Japan’s Hayabusa 2 spacecraft arrives at asteroid Ryugu on Wednesday, beginning a string of encounters including fly-bys, landings (3 rovers and a lander!!), sample acquisition and Earth return. Hayabusa 2 left Earth in 2014 and traveled 180 million miles to catch the 3,000 foot wide asteroid.
This object is a member of the carbon-rich C-type asteroid family. Scientists believe these objects contain material that has remained undisturbed since the formation of the solar system. Thus, it’s something scientists would really like to study when it hasn’t been super-heated while falling to Earth.
Hayabusa 2 won’t enter the orbit of Ryugu. After shutting down its ion engines several weeks ago, the craft has used maneuvering thrusters to chart a zig-zag pattern as it closes in on Ryugu. After scanning for debris in the space around the asteroid, Hayabusa 2 has taken up station 12 miles (20 kilometers) above the surface.
JAXA plans to take high-resolution photos and gravitational readings over the coming months. After charting the surface, Hayabusa 2 will attempt as many as three brief landings. The team hopes to collect at least one gram of material from the surface of Ryugu. The first attempt will occur in October of this year, and another could happen as soon as February 2019. Hayabusa 2 also carries a small impactor, which should be able to produce a crater. The team may choose to land a third time inside that crater to collect a sample.
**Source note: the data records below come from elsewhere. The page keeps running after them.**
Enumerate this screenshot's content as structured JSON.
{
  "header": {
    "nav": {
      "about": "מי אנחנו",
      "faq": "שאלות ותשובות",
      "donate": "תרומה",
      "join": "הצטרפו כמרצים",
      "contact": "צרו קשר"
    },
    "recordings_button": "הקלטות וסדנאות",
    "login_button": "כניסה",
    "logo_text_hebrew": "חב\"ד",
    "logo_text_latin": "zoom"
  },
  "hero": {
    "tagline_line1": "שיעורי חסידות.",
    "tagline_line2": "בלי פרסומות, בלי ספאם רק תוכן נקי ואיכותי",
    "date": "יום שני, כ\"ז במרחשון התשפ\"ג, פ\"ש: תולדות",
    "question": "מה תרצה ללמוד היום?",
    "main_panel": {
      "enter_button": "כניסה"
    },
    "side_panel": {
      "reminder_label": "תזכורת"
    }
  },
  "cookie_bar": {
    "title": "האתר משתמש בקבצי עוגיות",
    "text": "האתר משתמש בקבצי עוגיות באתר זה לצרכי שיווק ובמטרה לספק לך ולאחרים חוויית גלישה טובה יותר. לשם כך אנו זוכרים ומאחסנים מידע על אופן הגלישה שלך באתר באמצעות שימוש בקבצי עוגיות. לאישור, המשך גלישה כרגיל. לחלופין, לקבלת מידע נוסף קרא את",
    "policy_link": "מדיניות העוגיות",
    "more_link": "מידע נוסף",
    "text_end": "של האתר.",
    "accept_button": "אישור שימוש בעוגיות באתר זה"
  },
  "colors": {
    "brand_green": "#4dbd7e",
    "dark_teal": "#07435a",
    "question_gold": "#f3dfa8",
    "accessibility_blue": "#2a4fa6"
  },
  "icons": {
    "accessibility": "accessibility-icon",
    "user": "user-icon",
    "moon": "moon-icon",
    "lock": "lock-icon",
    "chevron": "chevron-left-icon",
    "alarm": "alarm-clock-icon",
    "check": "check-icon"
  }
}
Analysis of stars seen beyond what was thought to be the edge of our Milky Way show a chemical composition strikingly similar to that of stars within the galaxy.
This leads to the suggestion that the Milky Way is actually much larger than previously thought – 200k light years across instead of 100 to 160k.
This is not the first time galactic size has been revised. Measurements of the mass of our visible cousin galaxy Andromeda indicate it’s less massive than previously determined, and seems to be about the same mass as the Milky Way.